In the end we want to answer one simple question: Are these new automated cooperative vehicles, are they trustworthy enough that we as passengers can simply sit in there comfortably and don’t have to worry about some hackers or attackers infiltrating these systems?
What is your role in the CONNECT project?
My role in the project is twofold. On the one hand, I am a partner in the project, and we lead work package 3. And by that we basically will also lead the work towards this trust models that I’ve been speaking of.
On the other hand, I am the scientific lead in the project, which basically means that, I will have to look a little bit for quality assurance, but I mostly see my role in as an enabler to basically motivate the different teams, the different organizations to different persons in the project, to interact, to exchange information, to think about joint research opportunities and then help them and enable them to basically put these ideas and their research facades into good publications, good dissemination, good outcomes.
What really excites you about CONNECT? Where do you see the innovation?
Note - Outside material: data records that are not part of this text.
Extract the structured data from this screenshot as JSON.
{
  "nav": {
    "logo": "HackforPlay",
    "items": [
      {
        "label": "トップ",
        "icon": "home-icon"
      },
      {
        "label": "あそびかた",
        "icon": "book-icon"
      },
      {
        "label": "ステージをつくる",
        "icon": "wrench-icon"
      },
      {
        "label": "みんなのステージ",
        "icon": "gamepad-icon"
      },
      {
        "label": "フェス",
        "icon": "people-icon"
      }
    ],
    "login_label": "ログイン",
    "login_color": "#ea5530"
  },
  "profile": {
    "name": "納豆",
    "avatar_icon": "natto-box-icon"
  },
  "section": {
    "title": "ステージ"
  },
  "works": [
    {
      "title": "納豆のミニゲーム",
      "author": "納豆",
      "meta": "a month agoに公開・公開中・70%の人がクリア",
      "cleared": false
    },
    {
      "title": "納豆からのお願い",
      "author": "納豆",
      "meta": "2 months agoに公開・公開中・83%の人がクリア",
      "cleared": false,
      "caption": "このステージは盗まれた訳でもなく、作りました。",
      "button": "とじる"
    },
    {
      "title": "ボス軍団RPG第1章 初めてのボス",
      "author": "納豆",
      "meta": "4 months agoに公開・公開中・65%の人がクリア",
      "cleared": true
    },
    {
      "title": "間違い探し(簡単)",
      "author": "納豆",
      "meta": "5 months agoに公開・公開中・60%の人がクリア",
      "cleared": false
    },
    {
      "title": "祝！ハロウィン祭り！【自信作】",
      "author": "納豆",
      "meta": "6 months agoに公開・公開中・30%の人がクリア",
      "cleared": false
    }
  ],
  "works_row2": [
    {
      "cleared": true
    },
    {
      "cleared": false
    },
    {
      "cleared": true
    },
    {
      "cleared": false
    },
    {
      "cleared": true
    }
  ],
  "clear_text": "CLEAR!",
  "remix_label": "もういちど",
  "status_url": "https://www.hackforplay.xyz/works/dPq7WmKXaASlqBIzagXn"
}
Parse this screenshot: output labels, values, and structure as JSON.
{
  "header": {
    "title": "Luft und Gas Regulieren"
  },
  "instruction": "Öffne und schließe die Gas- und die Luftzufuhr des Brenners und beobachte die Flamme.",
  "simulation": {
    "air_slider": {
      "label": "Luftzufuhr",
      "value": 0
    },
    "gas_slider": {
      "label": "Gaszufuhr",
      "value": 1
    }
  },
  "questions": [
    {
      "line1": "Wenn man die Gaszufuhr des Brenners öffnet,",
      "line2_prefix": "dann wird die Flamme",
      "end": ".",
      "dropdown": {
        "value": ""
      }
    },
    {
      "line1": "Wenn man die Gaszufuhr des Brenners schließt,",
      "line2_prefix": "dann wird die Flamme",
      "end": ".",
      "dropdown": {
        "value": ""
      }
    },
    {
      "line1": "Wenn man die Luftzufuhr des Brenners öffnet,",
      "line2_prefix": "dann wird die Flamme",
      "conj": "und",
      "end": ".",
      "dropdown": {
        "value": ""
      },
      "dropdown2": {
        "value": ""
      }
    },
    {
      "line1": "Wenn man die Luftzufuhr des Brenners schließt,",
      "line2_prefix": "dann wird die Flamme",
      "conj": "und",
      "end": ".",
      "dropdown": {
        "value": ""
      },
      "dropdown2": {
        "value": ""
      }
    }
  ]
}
What I’m really excited about in this project is that if we succeed in building these explicit notions of trust and modelling this and engineering these trust reasoning capabilities into the systems, i think we will open the door towards a completely new type of IT Systems that will be fundamentally more resilient to security attacks than our today systems.
And if we have learned something from the past and that this is really urgently needed because the types of systems we have today are often not trustworthy to that limit that we need it. Well, trust, as I said, is a very all encomprising attribute. There are so many areas of an IT system where we can look into how to model that trust, how to evaluate the trust, how to also reason about trust that the project can actually become very broad. By its very nature, we need to refine the research questions and identify what we need to focus on and where we can have the most impact.
What upcoming challenges do you foresee?
One of the challenges to really stay focused and not just all go into different directions. And that’s, again, what me as a scientific lead will probably also try to support the coherence of the project.
If you would have to explain how exciting the CONNECT project is to the younger generation – what would you say is really cool about it?
Today’s young generation, basically, they grew up with information and communication technology, now with the smartphones and the Internet. It is kind of natural to them. But at the same time, they all experienced that the system as we have them today, they are also vulnerable when it comes to their security. We have problems with malware fraud on the Internet, different things, privacy problems.
I think they understand that if we rely to an ever larger extent on this information and communication technologies, there needs to be something done to make them more trustworthy. And this is exactly what CONNECT is all about.
As I said earlier, when you step into an automated vehicle that drives you over a highway at maybe 120 kilometres per hour, you want to be really sure that you can trust that vehicle. And we want to basically enable that, that you can rely on this.